__EXERCISE DESCRIPTION__: Where a line of the data below has the string "name", copy that line.

(Items from a dataset)
----------

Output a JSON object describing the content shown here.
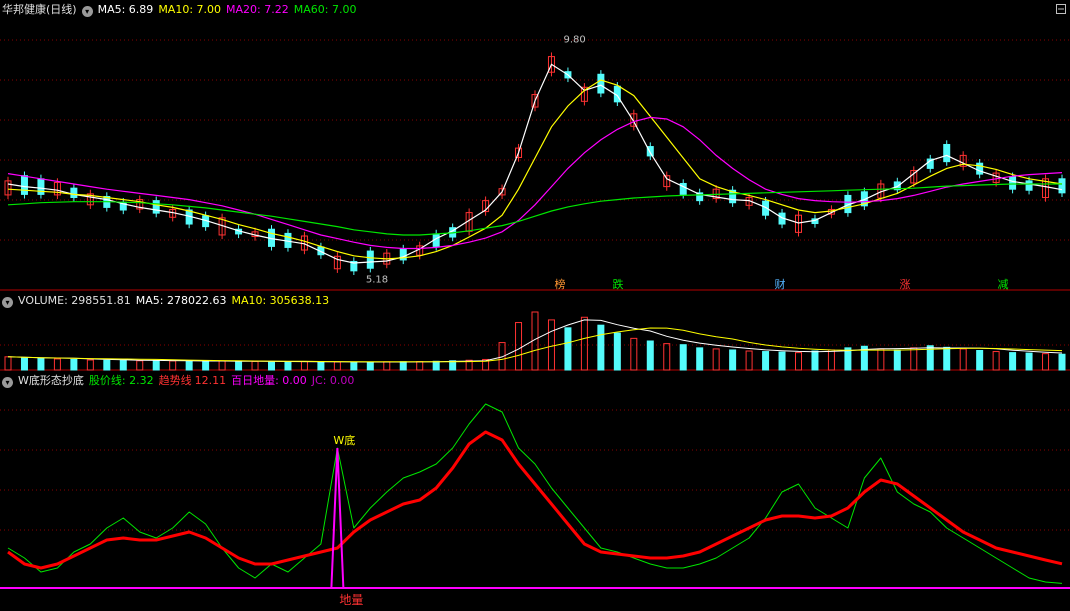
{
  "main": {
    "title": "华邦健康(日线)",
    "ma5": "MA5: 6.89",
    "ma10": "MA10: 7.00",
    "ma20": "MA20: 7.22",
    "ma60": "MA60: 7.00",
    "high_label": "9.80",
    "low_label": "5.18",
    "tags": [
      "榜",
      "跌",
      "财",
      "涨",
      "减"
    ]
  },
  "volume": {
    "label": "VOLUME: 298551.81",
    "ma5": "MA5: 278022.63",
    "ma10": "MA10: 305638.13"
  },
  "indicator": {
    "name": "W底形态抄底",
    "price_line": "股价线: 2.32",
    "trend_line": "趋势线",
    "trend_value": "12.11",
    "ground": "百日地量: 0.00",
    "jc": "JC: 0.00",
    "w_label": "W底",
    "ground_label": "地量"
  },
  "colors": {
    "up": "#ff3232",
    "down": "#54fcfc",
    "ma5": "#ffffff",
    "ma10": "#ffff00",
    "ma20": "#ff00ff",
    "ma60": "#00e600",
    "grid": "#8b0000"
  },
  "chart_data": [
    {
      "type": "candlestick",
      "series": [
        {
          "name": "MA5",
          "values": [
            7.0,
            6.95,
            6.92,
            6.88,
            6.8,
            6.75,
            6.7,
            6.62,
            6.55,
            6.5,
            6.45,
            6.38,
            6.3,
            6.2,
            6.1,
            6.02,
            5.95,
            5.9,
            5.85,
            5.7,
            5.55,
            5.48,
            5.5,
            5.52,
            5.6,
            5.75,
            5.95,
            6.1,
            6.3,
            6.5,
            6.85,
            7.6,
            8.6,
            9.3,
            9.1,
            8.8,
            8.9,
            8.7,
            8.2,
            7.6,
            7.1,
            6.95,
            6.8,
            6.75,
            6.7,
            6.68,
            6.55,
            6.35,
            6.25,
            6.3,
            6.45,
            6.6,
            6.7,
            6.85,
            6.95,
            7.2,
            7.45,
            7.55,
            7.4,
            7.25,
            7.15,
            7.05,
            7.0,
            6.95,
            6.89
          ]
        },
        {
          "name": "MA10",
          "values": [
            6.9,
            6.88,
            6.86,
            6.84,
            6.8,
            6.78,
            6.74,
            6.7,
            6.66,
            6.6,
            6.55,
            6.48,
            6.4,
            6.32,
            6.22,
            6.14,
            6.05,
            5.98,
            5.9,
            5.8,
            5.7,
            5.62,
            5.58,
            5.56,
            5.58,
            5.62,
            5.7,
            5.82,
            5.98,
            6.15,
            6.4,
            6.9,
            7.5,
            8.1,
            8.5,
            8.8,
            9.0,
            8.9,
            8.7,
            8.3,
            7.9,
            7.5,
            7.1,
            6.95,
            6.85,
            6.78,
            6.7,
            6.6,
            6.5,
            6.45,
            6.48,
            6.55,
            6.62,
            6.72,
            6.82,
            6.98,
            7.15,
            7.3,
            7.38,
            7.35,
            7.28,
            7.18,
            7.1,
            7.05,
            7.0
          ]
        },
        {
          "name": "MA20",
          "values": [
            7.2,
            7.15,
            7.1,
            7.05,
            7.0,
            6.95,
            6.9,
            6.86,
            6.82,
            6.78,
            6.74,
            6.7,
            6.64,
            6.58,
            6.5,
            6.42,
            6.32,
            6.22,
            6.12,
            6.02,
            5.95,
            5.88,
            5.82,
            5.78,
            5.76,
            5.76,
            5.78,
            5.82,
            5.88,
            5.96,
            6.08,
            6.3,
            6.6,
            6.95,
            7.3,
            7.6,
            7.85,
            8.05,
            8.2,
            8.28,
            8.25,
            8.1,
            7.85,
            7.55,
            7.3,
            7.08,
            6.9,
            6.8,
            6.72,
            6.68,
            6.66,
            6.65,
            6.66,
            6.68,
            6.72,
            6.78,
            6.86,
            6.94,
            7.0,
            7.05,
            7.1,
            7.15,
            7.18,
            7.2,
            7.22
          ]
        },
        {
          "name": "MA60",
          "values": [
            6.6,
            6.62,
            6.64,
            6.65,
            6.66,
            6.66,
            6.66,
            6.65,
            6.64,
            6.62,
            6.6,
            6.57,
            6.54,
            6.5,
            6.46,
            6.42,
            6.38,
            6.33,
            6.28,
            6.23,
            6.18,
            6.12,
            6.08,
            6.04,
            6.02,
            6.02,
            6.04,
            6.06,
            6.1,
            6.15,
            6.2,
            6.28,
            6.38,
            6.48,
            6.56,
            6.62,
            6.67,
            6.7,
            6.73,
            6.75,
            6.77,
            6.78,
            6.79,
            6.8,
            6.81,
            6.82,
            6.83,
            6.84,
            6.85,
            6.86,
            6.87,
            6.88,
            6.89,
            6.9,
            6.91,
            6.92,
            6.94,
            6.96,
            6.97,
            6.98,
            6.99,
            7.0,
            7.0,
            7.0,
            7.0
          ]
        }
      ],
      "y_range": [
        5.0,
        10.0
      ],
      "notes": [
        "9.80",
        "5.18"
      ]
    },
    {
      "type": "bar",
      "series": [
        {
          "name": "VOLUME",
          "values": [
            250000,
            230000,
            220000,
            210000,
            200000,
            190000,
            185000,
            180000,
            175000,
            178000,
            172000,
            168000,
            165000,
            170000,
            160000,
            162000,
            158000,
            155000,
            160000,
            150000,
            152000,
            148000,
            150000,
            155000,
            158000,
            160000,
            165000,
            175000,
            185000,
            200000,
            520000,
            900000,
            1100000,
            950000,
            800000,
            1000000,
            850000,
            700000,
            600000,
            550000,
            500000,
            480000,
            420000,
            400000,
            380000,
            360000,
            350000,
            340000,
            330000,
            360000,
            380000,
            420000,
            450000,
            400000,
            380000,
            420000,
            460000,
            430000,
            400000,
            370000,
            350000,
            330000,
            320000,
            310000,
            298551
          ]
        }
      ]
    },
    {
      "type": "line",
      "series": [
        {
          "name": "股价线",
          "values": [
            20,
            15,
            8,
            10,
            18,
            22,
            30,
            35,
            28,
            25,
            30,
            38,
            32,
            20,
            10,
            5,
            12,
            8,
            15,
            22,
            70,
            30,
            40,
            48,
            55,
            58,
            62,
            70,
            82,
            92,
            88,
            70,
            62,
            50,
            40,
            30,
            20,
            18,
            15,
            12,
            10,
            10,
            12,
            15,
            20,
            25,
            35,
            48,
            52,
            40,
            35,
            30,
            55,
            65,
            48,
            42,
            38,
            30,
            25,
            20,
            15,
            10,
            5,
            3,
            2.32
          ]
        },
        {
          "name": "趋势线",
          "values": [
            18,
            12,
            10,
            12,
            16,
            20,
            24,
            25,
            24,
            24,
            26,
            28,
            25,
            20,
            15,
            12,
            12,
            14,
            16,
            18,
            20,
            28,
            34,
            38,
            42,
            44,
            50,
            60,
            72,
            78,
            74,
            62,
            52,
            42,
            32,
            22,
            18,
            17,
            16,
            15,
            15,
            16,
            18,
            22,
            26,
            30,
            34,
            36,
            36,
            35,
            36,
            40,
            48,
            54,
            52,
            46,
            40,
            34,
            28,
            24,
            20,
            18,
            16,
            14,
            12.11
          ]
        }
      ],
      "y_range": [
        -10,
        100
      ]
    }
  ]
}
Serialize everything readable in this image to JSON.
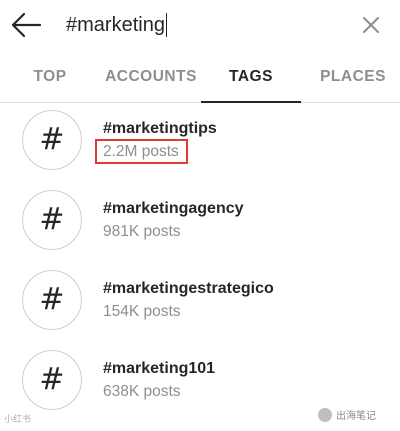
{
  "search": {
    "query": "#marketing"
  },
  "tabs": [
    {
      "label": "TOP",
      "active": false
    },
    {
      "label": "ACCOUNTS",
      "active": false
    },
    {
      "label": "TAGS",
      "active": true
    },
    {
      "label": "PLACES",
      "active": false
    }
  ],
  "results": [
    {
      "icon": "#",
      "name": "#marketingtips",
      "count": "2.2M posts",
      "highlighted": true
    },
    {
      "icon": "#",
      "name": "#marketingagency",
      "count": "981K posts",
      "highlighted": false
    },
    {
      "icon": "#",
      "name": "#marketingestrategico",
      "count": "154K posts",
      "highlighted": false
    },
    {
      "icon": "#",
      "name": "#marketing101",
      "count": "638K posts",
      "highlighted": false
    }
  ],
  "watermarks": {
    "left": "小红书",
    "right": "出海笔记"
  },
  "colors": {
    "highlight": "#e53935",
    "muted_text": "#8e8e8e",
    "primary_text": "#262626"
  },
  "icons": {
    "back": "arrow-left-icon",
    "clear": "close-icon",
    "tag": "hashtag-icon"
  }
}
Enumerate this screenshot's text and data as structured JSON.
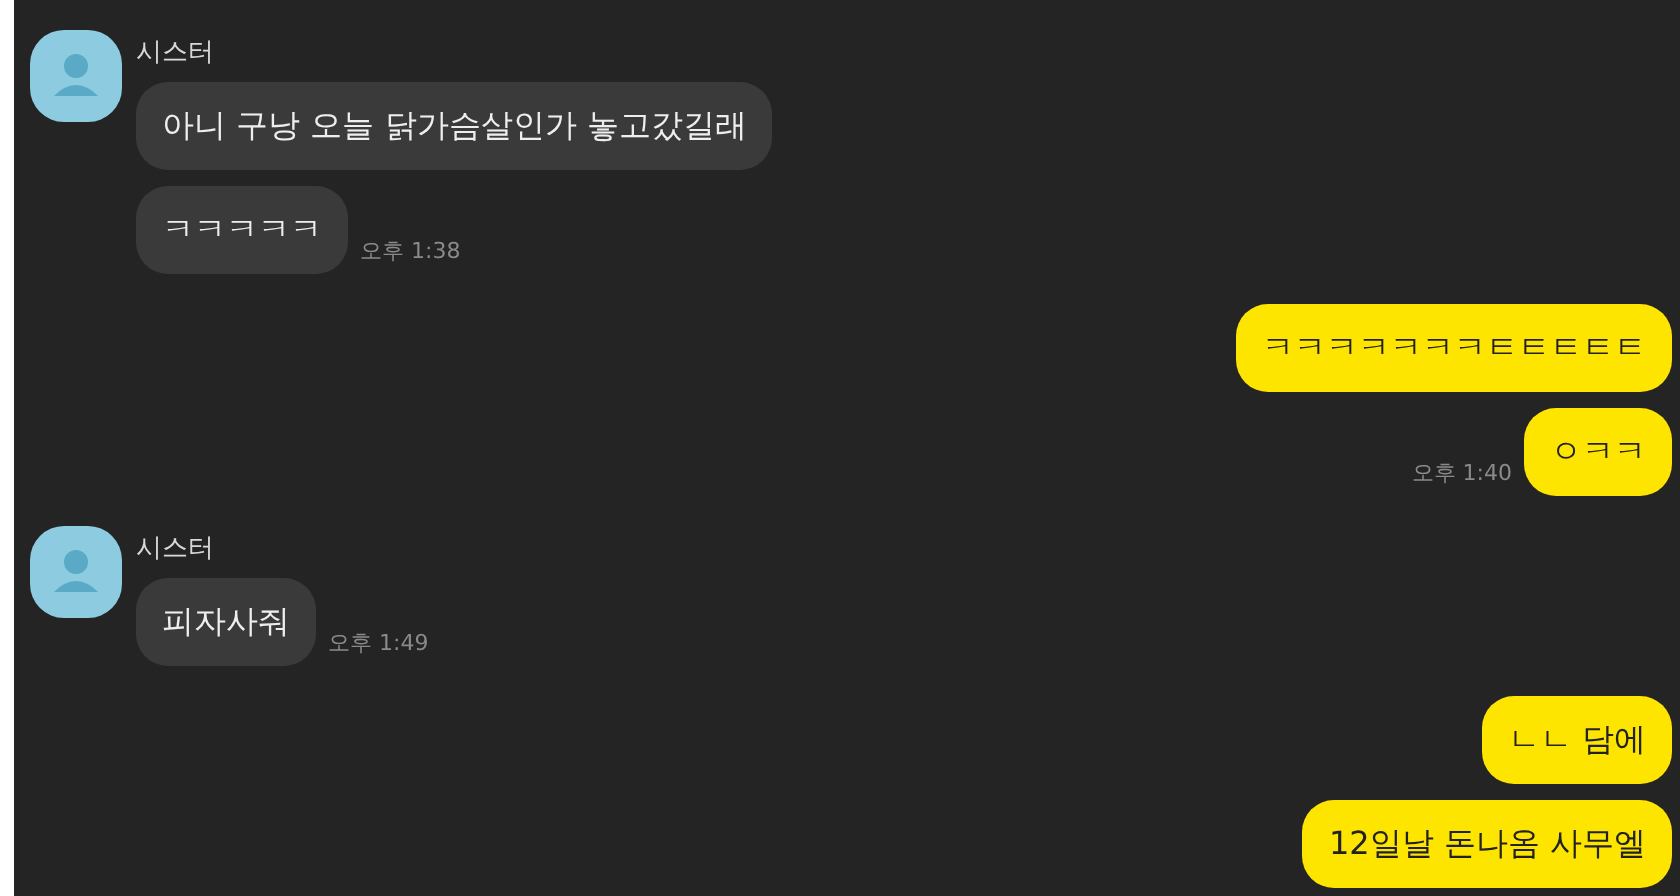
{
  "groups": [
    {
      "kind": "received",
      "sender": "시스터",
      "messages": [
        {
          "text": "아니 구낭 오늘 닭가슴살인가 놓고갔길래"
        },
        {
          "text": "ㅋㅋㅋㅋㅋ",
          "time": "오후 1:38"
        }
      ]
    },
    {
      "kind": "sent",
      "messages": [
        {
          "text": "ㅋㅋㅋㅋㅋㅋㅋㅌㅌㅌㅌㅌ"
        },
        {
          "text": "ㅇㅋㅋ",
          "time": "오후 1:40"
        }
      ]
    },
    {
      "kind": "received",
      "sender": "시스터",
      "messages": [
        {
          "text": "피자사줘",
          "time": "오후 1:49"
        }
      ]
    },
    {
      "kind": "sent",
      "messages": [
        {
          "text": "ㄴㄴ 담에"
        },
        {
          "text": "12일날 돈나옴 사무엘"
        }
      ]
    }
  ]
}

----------

__EXPECTED ANSWER__:
    "name": "W底形态抄底",
          "name": "MA5",
          "name": "MA10",
          "name": "MA20",
          "name": "MA60",
          "name": "VOLUME",
          "name": "股价线",
          "name": "趋势线",
      "name": "#marketingtips",
      "name": "#marketingagency",
      "name": "#marketingestrategico",
      "name": "#marketing101",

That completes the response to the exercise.